As far as I can tell, there has never before been a feature film profiling Harriet Tubman. Given her remarkable accomplishments and historic standing as an iconic American hero, we should all agree that it’s high time. Harriet plays as a passion project for writer-director Kasi Lemmons (Eve’s Bayou, 1997) and her co-writer Gregory Allen Howard (Remember the Titans, 2000). Cinematically speaking, it’s a fairly formulaic biopic; however, from a historical perspective, Harriet is a story that was due to be told.
Cynthia Erivo (Widows, Bad Times at the El Royale) stars as Araminta Ross, known as Minty. She was born into slavery, and the film picks up in 1849 Maryland when she is being sold ‘down south’ by her heartless owner Gideon Brodess (an understated Joe Alwyn, The Favourite). Rather than be separated from her family, Minty runs (she does a lot of running) until cornered, and then leaps from a bridge into rushing water. It’s only after her treacherous 100-mile walk to Pennsylvania that she becomes a free woman and changes her name to Harriet Tubman – in honor of her mother and husband.
She receives help along the way. Reverend Samuel Green (Vondie Curtis Hall) plays a recurring role in her escape and later rescues. Once in Pennsylvania, she meets abolitionist William Still (Leslie Odom Jr., Murder on the Orient Express, 2017), who runs the Pennsylvania Anti-Slavery Society and introduces her to fellow abolitionist Marie Buchanon (Janelle Monae). Ms. Buchanan is a free black woman, as elegant in her manner as she is dedicated to the cause…and she’s worthy of her own story.
Harriet decides she must go back and rescue her family. She is told the trip is foolish and too risky – which doesn’t stop her from making 13 trips and saving 70 slaves. We learn of her work with the Underground Railroad – not a train, but rather a secretive organization committed to helping slaves escape to freedom. After the Fugitive Slave Act of 1850, Harriet’s work becomes even more difficult, as she must guide the slaves all the way to Canada. Omar J. Dorsey plays Bigger Long, an expert slave hunter – yes, that’s an actual occupation – hired by Harriet’s owner to capture her. When Harriet converts Walter the scout (Henry Hunter Hall), the colorful character becomes a valuable ally and strong believer.
As a young girl, Minty/Harriet had her skull cracked by a slave owner whilst standing in the wrong place at the wrong time. After that, she experienced episodes, “spells” that she claimed were visions from God. The film captures quite a few of these and treats Harriet as someone “touched.” Was this the prophecy or was Harriet an extraordinarily resourceful and tenacious woman?
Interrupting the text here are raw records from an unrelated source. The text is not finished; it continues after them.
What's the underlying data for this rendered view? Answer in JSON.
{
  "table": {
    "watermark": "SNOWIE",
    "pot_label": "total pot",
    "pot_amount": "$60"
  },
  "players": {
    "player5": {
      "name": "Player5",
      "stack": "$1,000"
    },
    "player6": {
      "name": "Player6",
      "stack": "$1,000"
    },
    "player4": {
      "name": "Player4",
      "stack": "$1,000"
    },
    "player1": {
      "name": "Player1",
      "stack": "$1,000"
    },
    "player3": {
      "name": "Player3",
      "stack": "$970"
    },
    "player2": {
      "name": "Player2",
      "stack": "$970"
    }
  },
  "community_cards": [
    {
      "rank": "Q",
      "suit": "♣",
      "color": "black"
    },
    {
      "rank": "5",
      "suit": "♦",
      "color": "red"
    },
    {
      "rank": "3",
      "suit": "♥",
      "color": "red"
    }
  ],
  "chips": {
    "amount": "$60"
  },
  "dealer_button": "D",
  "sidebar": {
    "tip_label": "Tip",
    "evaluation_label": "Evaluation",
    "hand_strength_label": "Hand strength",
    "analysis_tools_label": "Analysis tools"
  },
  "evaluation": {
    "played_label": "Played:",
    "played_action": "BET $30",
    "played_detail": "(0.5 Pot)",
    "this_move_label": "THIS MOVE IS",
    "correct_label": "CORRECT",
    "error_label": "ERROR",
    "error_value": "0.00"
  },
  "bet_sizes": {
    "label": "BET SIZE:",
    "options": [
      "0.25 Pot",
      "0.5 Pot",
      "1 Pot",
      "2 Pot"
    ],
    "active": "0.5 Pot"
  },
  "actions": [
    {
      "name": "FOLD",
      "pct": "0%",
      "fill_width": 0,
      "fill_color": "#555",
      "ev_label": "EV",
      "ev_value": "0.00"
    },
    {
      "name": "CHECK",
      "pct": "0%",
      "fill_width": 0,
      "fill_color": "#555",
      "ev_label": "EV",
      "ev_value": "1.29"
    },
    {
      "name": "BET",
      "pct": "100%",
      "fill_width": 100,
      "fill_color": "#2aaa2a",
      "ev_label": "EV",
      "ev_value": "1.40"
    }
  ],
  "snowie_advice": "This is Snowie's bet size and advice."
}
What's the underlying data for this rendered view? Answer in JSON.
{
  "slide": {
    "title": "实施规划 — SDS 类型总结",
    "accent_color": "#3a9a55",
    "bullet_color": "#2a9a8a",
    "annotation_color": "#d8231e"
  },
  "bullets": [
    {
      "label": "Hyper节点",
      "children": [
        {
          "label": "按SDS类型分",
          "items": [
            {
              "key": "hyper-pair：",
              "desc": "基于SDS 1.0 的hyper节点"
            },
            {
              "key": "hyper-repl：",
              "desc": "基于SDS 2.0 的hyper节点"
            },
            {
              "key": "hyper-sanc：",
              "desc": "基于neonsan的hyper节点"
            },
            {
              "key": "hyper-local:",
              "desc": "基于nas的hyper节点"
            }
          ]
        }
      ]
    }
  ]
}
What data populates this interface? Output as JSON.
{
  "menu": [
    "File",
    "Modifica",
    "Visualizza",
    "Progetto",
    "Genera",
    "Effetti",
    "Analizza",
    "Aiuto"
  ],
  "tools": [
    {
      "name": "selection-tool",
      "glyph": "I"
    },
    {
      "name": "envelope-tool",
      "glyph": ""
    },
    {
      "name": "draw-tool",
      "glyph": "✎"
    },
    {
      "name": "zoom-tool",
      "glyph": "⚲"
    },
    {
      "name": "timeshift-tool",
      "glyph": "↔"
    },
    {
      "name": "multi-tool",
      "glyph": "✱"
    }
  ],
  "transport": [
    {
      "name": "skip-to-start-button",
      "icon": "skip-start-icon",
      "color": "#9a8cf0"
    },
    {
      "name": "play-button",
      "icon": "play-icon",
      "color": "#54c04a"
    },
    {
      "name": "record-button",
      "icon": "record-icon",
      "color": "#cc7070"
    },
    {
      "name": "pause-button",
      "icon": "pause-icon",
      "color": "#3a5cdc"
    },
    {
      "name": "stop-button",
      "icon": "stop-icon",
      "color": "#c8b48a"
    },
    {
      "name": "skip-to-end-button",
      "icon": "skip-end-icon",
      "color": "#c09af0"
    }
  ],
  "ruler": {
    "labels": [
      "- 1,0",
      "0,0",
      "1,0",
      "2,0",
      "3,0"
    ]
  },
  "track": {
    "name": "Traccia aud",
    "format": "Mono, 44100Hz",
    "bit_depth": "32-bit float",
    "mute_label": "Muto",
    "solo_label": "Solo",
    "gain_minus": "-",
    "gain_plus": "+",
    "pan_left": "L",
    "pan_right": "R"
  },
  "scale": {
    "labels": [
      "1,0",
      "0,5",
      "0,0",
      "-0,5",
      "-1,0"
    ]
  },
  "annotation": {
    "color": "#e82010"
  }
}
The message of God is present throughout, and it’s difficult to not view this as unintentionally taking a chip out of what Harriet accomplished.
Slave owners were baffled by the rescues conducted by this mythic figure they named “Moses.” Of course, they assumed it was a man, and once Harriet’s identity was exposed, her former owner was held accountable by other slave owners. It’s at that point where Gideon Brodess’ mother Eliza makes one of the most cold-hearted, racist speeches we’ve seen on film. Eliza is played by Jennifer Nettles, the singer for C&W band Sugarland. In 1858, Harriet crosses paths with abolitionists John Brown and Frederick Douglas and delivers an impassioned speech of her own in the presence of Senator William Seward (one of Booth’s targets in the Lincoln assassination). Harriet assisted Brown with recruitment for his raid on Harpers Ferry. In 1863, Harriet led the Combahee River Raid, which resulted in 750 slaves being set free.
The film might be a bit slick, but the acting is top-notch, and Harriet’s story is remarkable. Director Lemmons forgoes the brutality of 12 Years a Slave, and tries to cover Harriet’s time as a slave, her first escape off the bridge, and her continued work freeing other slaves. Harriet went on to become a Civil War spy for the Union, and later a respected elder who worked for women’s voting rights and to make latter life a bit easier for former slaves. It’s possible a movie was not the best format to tell Harriet’s story…a story that continued to develop until her death in 1913 at age 91 (or thereabouts). But it’s important to have her story documented in some way other than the textbooks kids likely won’t read. A film that tackles such a towering historical figure deserves a little slack.